↓↓↓

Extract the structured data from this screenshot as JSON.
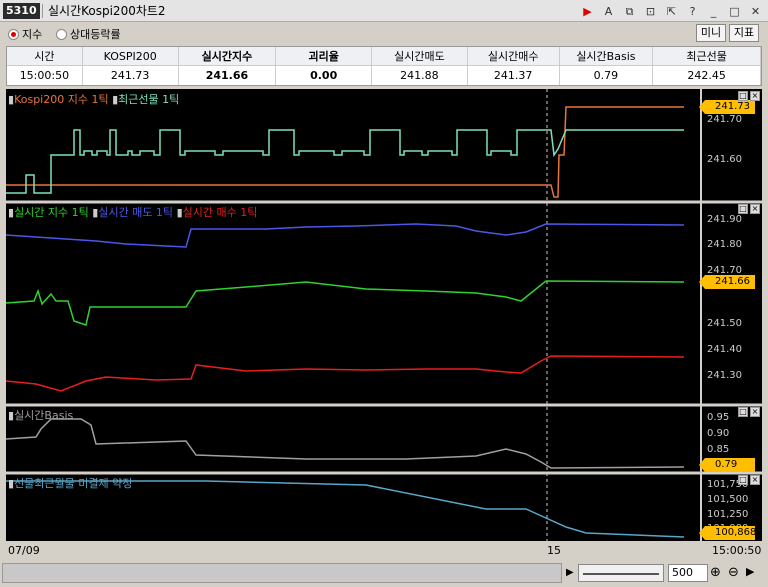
{
  "window": {
    "code": "5310",
    "title": "실시간Kospi200차트2"
  },
  "toolbar": {
    "radio1": "지수",
    "radio2": "상대등락률",
    "mini_btn": "미니",
    "indicator_btn": "지표"
  },
  "grid": {
    "headers": [
      "시간",
      "KOSPI200",
      "실시간지수",
      "괴리율",
      "실시간매도",
      "실시간매수",
      "실시간Basis",
      "최근선물"
    ],
    "values": [
      "15:00:50",
      "241.73",
      "241.66",
      "0.00",
      "241.88",
      "241.37",
      "0.79",
      "242.45"
    ]
  },
  "colors": {
    "kospi": "#e8743a",
    "futures": "#7fe0c0",
    "index": "#2fd22f",
    "sell": "#4a58e8",
    "buy": "#e81f1f",
    "basis": "#a0a0a0",
    "openint": "#5aa6c8",
    "tag": "#ffbf00"
  },
  "panel1": {
    "legend1": "Kospi200 지수 1틱",
    "legend2": "최근선물 1틱",
    "ticks": [
      "241.70",
      "241.60"
    ],
    "tag": "241.73"
  },
  "panel2": {
    "legend1": "실시간 지수 1틱",
    "legend2": "실시간 매도 1틱",
    "legend3": "실시간 매수 1틱",
    "ticks": [
      "241.90",
      "241.80",
      "241.70",
      "241.50",
      "241.40",
      "241.30"
    ],
    "tag": "241.66"
  },
  "panel3": {
    "legend": "실시간Basis",
    "ticks": [
      "0.95",
      "0.90",
      "0.85"
    ],
    "tag": "0.79"
  },
  "panel4": {
    "legend": "선물최근월물 미결제 약정",
    "ticks": [
      "101,750",
      "101,500",
      "101,250",
      "101,000"
    ],
    "tag": "100,868"
  },
  "xaxis": {
    "left": "07/09",
    "mid": "15",
    "right": "15:00:50"
  },
  "zoom": {
    "value": "500"
  }
}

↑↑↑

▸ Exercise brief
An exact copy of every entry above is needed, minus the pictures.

▸ Task output
Extract the structured data from this screenshot as JSON.
{
  "window": {
    "code": "5310",
    "title": "실시간Kospi200차트2"
  },
  "toolbar": {
    "radio1": "지수",
    "radio2": "상대등락률",
    "mini_btn": "미니",
    "indicator_btn": "지표"
  },
  "grid": {
    "headers": [
      "시간",
      "KOSPI200",
      "실시간지수",
      "괴리율",
      "실시간매도",
      "실시간매수",
      "실시간Basis",
      "최근선물"
    ],
    "values": [
      "15:00:50",
      "241.73",
      "241.66",
      "0.00",
      "241.88",
      "241.37",
      "0.79",
      "242.45"
    ]
  },
  "colors": {
    "kospi": "#e8743a",
    "futures": "#7fe0c0",
    "index": "#2fd22f",
    "sell": "#4a58e8",
    "buy": "#e81f1f",
    "basis": "#a0a0a0",
    "openint": "#5aa6c8",
    "tag": "#ffbf00"
  },
  "panel1": {
    "legend1": "Kospi200 지수 1틱",
    "legend2": "최근선물 1틱",
    "ticks": [
      "241.70",
      "241.60"
    ],
    "tag": "241.73"
  },
  "panel2": {
    "legend1": "실시간 지수 1틱",
    "legend2": "실시간 매도 1틱",
    "legend3": "실시간 매수 1틱",
    "ticks": [
      "241.90",
      "241.80",
      "241.70",
      "241.50",
      "241.40",
      "241.30"
    ],
    "tag": "241.66"
  },
  "panel3": {
    "legend": "실시간Basis",
    "ticks": [
      "0.95",
      "0.90",
      "0.85"
    ],
    "tag": "0.79"
  },
  "panel4": {
    "legend": "선물최근월물 미결제 약정",
    "ticks": [
      "101,750",
      "101,500",
      "101,250",
      "101,000"
    ],
    "tag": "100,868"
  },
  "xaxis": {
    "left": "07/09",
    "mid": "15",
    "right": "15:00:50"
  },
  "zoom": {
    "value": "500"
  }
}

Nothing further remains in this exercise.